How to complete this task -> The listing below is to be copied exactly, with pictures excluded.

###

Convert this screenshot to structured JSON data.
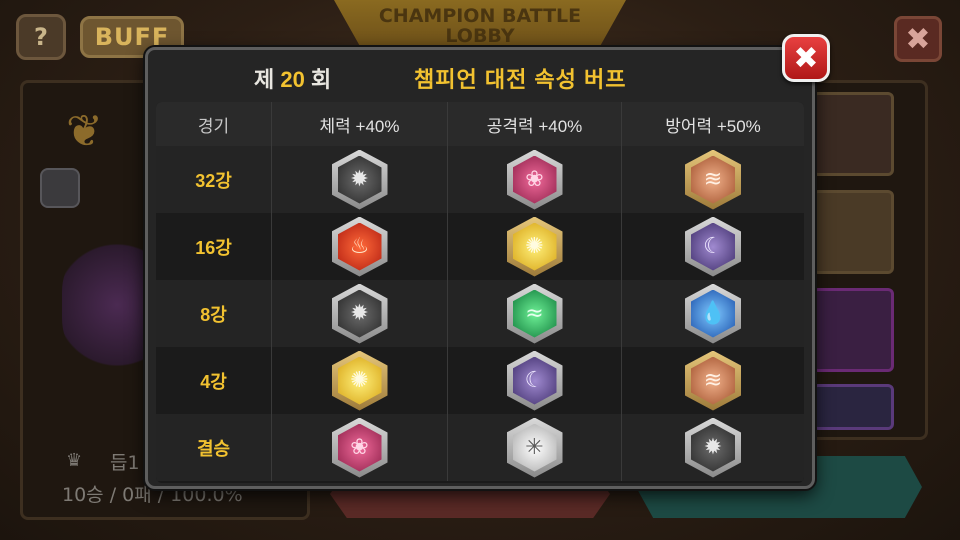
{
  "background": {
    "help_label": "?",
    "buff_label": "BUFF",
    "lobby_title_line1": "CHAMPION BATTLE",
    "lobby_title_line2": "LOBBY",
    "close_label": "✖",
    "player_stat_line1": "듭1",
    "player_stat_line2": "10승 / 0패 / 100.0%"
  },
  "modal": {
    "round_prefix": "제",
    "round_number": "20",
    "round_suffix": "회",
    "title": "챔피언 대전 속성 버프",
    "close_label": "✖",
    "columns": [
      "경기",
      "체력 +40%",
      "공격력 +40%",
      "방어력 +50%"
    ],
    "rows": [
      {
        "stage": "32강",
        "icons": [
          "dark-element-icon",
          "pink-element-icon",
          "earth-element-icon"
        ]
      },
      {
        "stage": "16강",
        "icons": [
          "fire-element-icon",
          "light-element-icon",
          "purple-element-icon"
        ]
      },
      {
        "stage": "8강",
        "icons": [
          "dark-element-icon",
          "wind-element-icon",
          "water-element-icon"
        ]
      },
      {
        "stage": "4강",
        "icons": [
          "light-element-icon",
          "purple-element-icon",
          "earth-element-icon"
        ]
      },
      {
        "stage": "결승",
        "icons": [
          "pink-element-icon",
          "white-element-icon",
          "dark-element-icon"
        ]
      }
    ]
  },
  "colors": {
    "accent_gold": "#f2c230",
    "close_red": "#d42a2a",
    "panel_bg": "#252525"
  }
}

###

Exercise solution ->
Convert this screenshot to structured JSON data.
{
  "background": {
    "help_label": "?",
    "buff_label": "BUFF",
    "lobby_title_line1": "CHAMPION BATTLE",
    "lobby_title_line2": "LOBBY",
    "close_label": "✖",
    "player_stat_line1": "듭1",
    "player_stat_line2": "10승 / 0패 / 100.0%"
  },
  "modal": {
    "round_prefix": "제",
    "round_number": "20",
    "round_suffix": "회",
    "title": "챔피언 대전 속성 버프",
    "close_label": "✖",
    "columns": [
      "경기",
      "체력 +40%",
      "공격력 +40%",
      "방어력 +50%"
    ],
    "rows": [
      {
        "stage": "32강",
        "icons": [
          "dark-element-icon",
          "pink-element-icon",
          "earth-element-icon"
        ]
      },
      {
        "stage": "16강",
        "icons": [
          "fire-element-icon",
          "light-element-icon",
          "purple-element-icon"
        ]
      },
      {
        "stage": "8강",
        "icons": [
          "dark-element-icon",
          "wind-element-icon",
          "water-element-icon"
        ]
      },
      {
        "stage": "4강",
        "icons": [
          "light-element-icon",
          "purple-element-icon",
          "earth-element-icon"
        ]
      },
      {
        "stage": "결승",
        "icons": [
          "pink-element-icon",
          "white-element-icon",
          "dark-element-icon"
        ]
      }
    ]
  },
  "colors": {
    "accent_gold": "#f2c230",
    "close_red": "#d42a2a",
    "panel_bg": "#252525"
  }
}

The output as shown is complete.